The city's new health commissioner recently took a trip to Brooklyn to meet some of her staff working to combat widening health disparities. NY1's Erin Billups filed the following report.
Dr. Mary Bassett made her first visit to one of the city's District Public Health Offices as the new health commissioner last week. It was a homecoming of sorts. The Brooklyn office staff gave her a warm welcome back.
It's been over 10 years since the DPHOs were established, in part, by Bassett when she was a Deputy Health Commissioner with the Bloomberg administration. There's one in Harlem, the South Bronx and in Central Brooklyn. Each have the goal of creating targeted programs for the communities most in need of intervention. Bassett says a main goal of her tenure will be to grow and strengthen the role of these offices.
"What we're going to be doing in the years ahead is directly tackling and reducing disparities in health," says Bassett.
The staff in Brooklyn got Bassett up to speed on their progress, including advocating for more bike lines, expanding their prenatal and postpartum initiatives for mothers and conducting free exercise and nutrition programs - all with the support of groups already active in the surrounding Bedford-Stuyvesant, East New York and Brownsville communities.
"We as the health department and other partners, we're just facilitators in the process. If you think about any movement that happens, it has to start with those that are experiencing the injustice," says Brooklyn District Health Office Assistant Commissioner Dr. Aletha Maybank.
Bassett says the groundwork laid by the Brooklyn office is an example of what she wants to see more of. It's a departure from the Bloomberg Administration's top-down approach to public health policy.
"The problem with the 'Do this, do that' approach is that it doesn't engage the people who have to take ownership of the changes that have to happen," says Bassett.
Still, the work at the Brooklyn office is an uphill battle. The data paints a picture of communities consistently plagued with the worst health outcomes in the city.
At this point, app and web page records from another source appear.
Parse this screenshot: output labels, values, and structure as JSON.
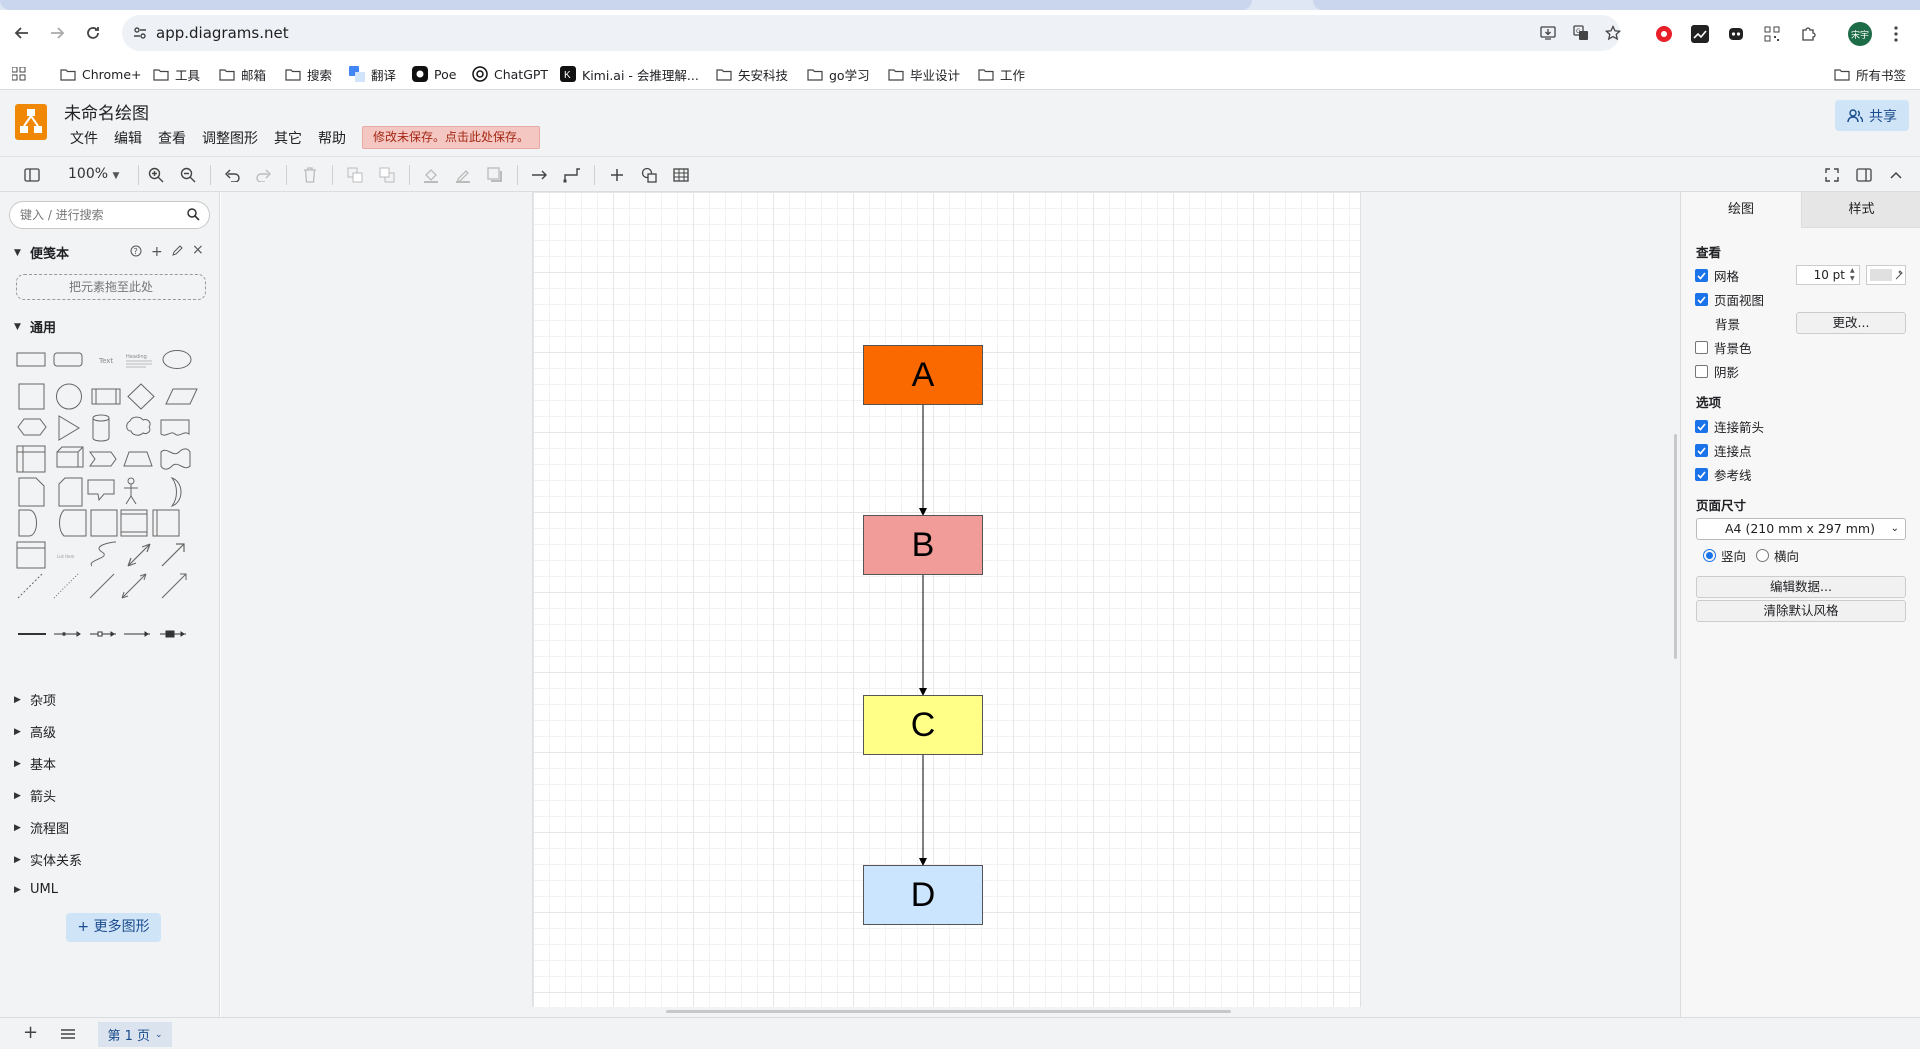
{
  "browser": {
    "url": "app.diagrams.net",
    "bookmarks": [
      "Chrome+",
      "工具",
      "邮箱",
      "搜索",
      "翻译",
      "Poe",
      "ChatGPT",
      "Kimi.ai - 会推理解...",
      "矢安科技",
      "go学习",
      "毕业设计",
      "工作"
    ],
    "all_bookmarks": "所有书签",
    "profile_initial": "宋宇"
  },
  "app": {
    "title": "未命名绘图",
    "menus": [
      "文件",
      "编辑",
      "查看",
      "调整图形",
      "其它",
      "帮助"
    ],
    "unsaved_notice": "修改未保存。点击此处保存。",
    "share": "共享"
  },
  "toolbar": {
    "zoom": "100%"
  },
  "left_panel": {
    "search_placeholder": "键入 / 进行搜索",
    "scratchpad": "便笺本",
    "drop_hint": "把元素拖至此处",
    "general": "通用",
    "shape_text": "Text",
    "shape_heading": "Heading",
    "shape_listitem": "List Item",
    "libraries": [
      "杂项",
      "高级",
      "基本",
      "箭头",
      "流程图",
      "实体关系",
      "UML"
    ],
    "more_shapes": "+ 更多图形"
  },
  "diagram": {
    "nodes": [
      {
        "label": "A",
        "fill": "#fa6800"
      },
      {
        "label": "B",
        "fill": "#f19c99"
      },
      {
        "label": "C",
        "fill": "#ffff88"
      },
      {
        "label": "D",
        "fill": "#cce5ff"
      }
    ]
  },
  "right_panel": {
    "tabs": [
      "绘图",
      "样式"
    ],
    "view_label": "查看",
    "grid": "网格",
    "grid_size": "10 pt",
    "page_view": "页面视图",
    "background": "背景",
    "change": "更改...",
    "bg_color": "背景色",
    "shadow": "阴影",
    "options_label": "选项",
    "connection_arrows": "连接箭头",
    "connection_points": "连接点",
    "guides": "参考线",
    "page_size_label": "页面尺寸",
    "page_size": "A4 (210 mm x 297 mm)",
    "portrait": "竖向",
    "landscape": "横向",
    "edit_data": "编辑数据...",
    "clear_style": "清除默认风格"
  },
  "bottom": {
    "page_tab": "第 1 页"
  }
}
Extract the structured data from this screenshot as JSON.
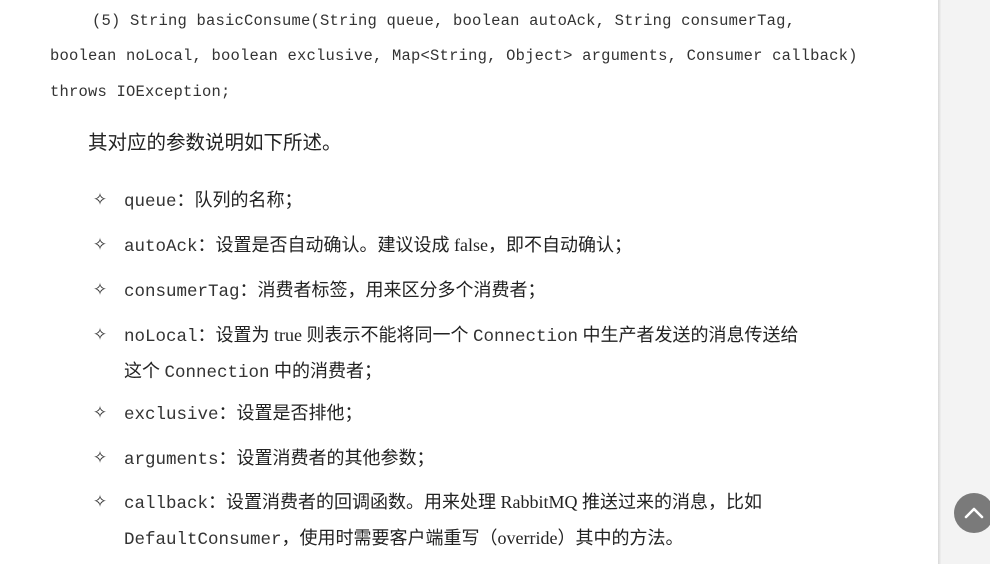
{
  "signature": {
    "line1": "(5) String basicConsume(String queue, boolean autoAck, String consumerTag,",
    "line2": "boolean noLocal, boolean exclusive, Map<String, Object> arguments, Consumer callback)",
    "line3": "throws IOException;"
  },
  "intro": "其对应的参数说明如下所述。",
  "bullet_glyph": "✧",
  "params": [
    {
      "name": "queue",
      "desc": "：队列的名称；"
    },
    {
      "name": "autoAck",
      "desc": "：设置是否自动确认。建议设成 false，即不自动确认；"
    },
    {
      "name": "consumerTag",
      "desc": "：消费者标签，用来区分多个消费者；"
    },
    {
      "name": "noLocal",
      "desc_a": "：设置为 true 则表示不能将同一个 ",
      "code_a": "Connection",
      "desc_b": " 中生产者发送的消息传送给",
      "desc_c": "这个 ",
      "code_b": "Connection",
      "desc_d": " 中的消费者；"
    },
    {
      "name": "exclusive",
      "desc": "：设置是否排他；"
    },
    {
      "name": "arguments",
      "desc": "：设置消费者的其他参数；"
    },
    {
      "name": "callback",
      "desc_a": "：设置消费者的回调函数。用来处理 RabbitMQ 推送过来的消息，比如",
      "code_a": "DefaultConsumer",
      "desc_b": "，使用时需要客户端重写（override）其中的方法。"
    }
  ],
  "scroll_top_icon": "chevron-up-icon",
  "colors": {
    "page": "#ffffff",
    "viewer_bg": "#f3f3f3",
    "scroll_button": "#7a7a7a"
  }
}
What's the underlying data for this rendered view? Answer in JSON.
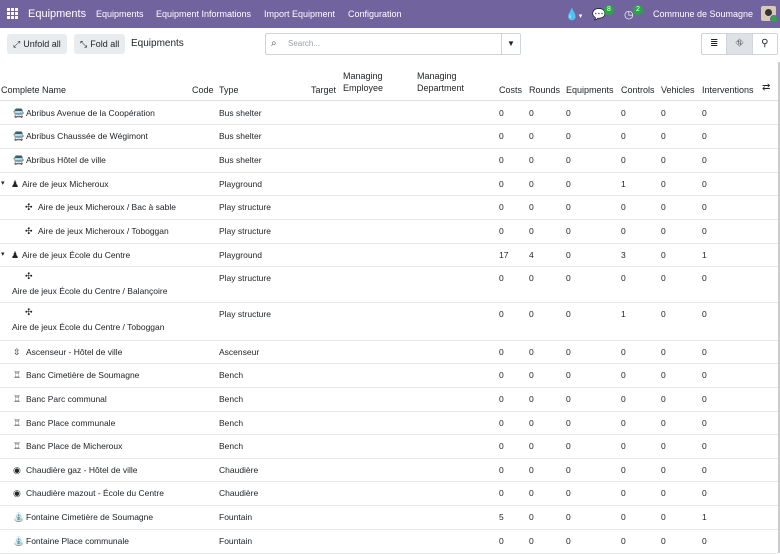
{
  "app": {
    "title": "Equipments",
    "menu": [
      "Equipments",
      "Equipment Informations",
      "Import Equipment",
      "Configuration"
    ],
    "badges": {
      "messages": "8",
      "activities": "2"
    },
    "company": "Commune de Soumagne"
  },
  "control_panel": {
    "unfold_label": "Unfold all",
    "fold_label": "Fold all",
    "page_title": "Equipments",
    "search_placeholder": "Search..."
  },
  "columns": [
    "Complete Name",
    "Code",
    "Type",
    "Target",
    "Managing Employee",
    "Managing Department",
    "Costs",
    "Rounds",
    "Equipments",
    "Controls",
    "Vehicles",
    "Interventions"
  ],
  "rows": [
    {
      "name": "Abribus Avenue de la Coopération",
      "icon": "bus-icon",
      "type": "Bus shelter",
      "costs": "0",
      "rounds": "0",
      "equipments": "0",
      "controls": "0",
      "vehicles": "0",
      "interventions": "0"
    },
    {
      "name": "Abribus Chaussée de Wégimont",
      "icon": "bus-icon",
      "type": "Bus shelter",
      "costs": "0",
      "rounds": "0",
      "equipments": "0",
      "controls": "0",
      "vehicles": "0",
      "interventions": "0"
    },
    {
      "name": "Abribus Hôtel de ville",
      "icon": "bus-icon",
      "type": "Bus shelter",
      "costs": "0",
      "rounds": "0",
      "equipments": "0",
      "controls": "0",
      "vehicles": "0",
      "interventions": "0"
    },
    {
      "name": "Aire de jeux Micheroux",
      "icon": "child-icon",
      "type": "Playground",
      "costs": "0",
      "rounds": "0",
      "equipments": "0",
      "controls": "1",
      "vehicles": "0",
      "interventions": "0"
    },
    {
      "name": "Aire de jeux Micheroux / Bac à sable",
      "icon": "puzzle-icon",
      "type": "Play structure",
      "costs": "0",
      "rounds": "0",
      "equipments": "0",
      "controls": "0",
      "vehicles": "0",
      "interventions": "0"
    },
    {
      "name": "Aire de jeux Micheroux / Toboggan",
      "icon": "puzzle-icon",
      "type": "Play structure",
      "costs": "0",
      "rounds": "0",
      "equipments": "0",
      "controls": "0",
      "vehicles": "0",
      "interventions": "0"
    },
    {
      "name": "Aire de jeux École du Centre",
      "icon": "child-icon",
      "type": "Playground",
      "costs": "17",
      "rounds": "4",
      "equipments": "0",
      "controls": "3",
      "vehicles": "0",
      "interventions": "1"
    },
    {
      "name": "Aire de jeux École du Centre / Balançoire",
      "icon": "puzzle-icon",
      "type": "Play structure",
      "costs": "0",
      "rounds": "0",
      "equipments": "0",
      "controls": "0",
      "vehicles": "0",
      "interventions": "0"
    },
    {
      "name": "Aire de jeux École du Centre / Toboggan",
      "icon": "puzzle-icon",
      "type": "Play structure",
      "costs": "0",
      "rounds": "0",
      "equipments": "0",
      "controls": "1",
      "vehicles": "0",
      "interventions": "0"
    },
    {
      "name": "Ascenseur - Hôtel de ville",
      "icon": "elevator-icon",
      "type": "Ascenseur",
      "costs": "0",
      "rounds": "0",
      "equipments": "0",
      "controls": "0",
      "vehicles": "0",
      "interventions": "0"
    },
    {
      "name": "Banc Cimetière de Soumagne",
      "icon": "bench-icon",
      "type": "Bench",
      "costs": "0",
      "rounds": "0",
      "equipments": "0",
      "controls": "0",
      "vehicles": "0",
      "interventions": "0"
    },
    {
      "name": "Banc Parc communal",
      "icon": "bench-icon",
      "type": "Bench",
      "costs": "0",
      "rounds": "0",
      "equipments": "0",
      "controls": "0",
      "vehicles": "0",
      "interventions": "0"
    },
    {
      "name": "Banc Place communale",
      "icon": "bench-icon",
      "type": "Bench",
      "costs": "0",
      "rounds": "0",
      "equipments": "0",
      "controls": "0",
      "vehicles": "0",
      "interventions": "0"
    },
    {
      "name": "Banc Place de Micheroux",
      "icon": "bench-icon",
      "type": "Bench",
      "costs": "0",
      "rounds": "0",
      "equipments": "0",
      "controls": "0",
      "vehicles": "0",
      "interventions": "0"
    },
    {
      "name": "Chaudière gaz - Hôtel de ville",
      "icon": "flame-icon",
      "type": "Chaudière",
      "costs": "0",
      "rounds": "0",
      "equipments": "0",
      "controls": "0",
      "vehicles": "0",
      "interventions": "0"
    },
    {
      "name": "Chaudière mazout - École du Centre",
      "icon": "flame-icon",
      "type": "Chaudière",
      "costs": "0",
      "rounds": "0",
      "equipments": "0",
      "controls": "0",
      "vehicles": "0",
      "interventions": "0"
    },
    {
      "name": "Fontaine Cimetière de Soumagne",
      "icon": "faucet-icon",
      "type": "Fountain",
      "costs": "5",
      "rounds": "0",
      "equipments": "0",
      "controls": "0",
      "vehicles": "0",
      "interventions": "1"
    },
    {
      "name": "Fontaine Place communale",
      "icon": "faucet-icon",
      "type": "Fountain",
      "costs": "0",
      "rounds": "0",
      "equipments": "0",
      "controls": "0",
      "vehicles": "0",
      "interventions": "0"
    }
  ]
}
"Obesity, diabetes...the disparities are widening. That's why we have to focus on communities that have a high disease burden," says Bassett.
Bassett plans to visit the South Bronx office at the end of the month.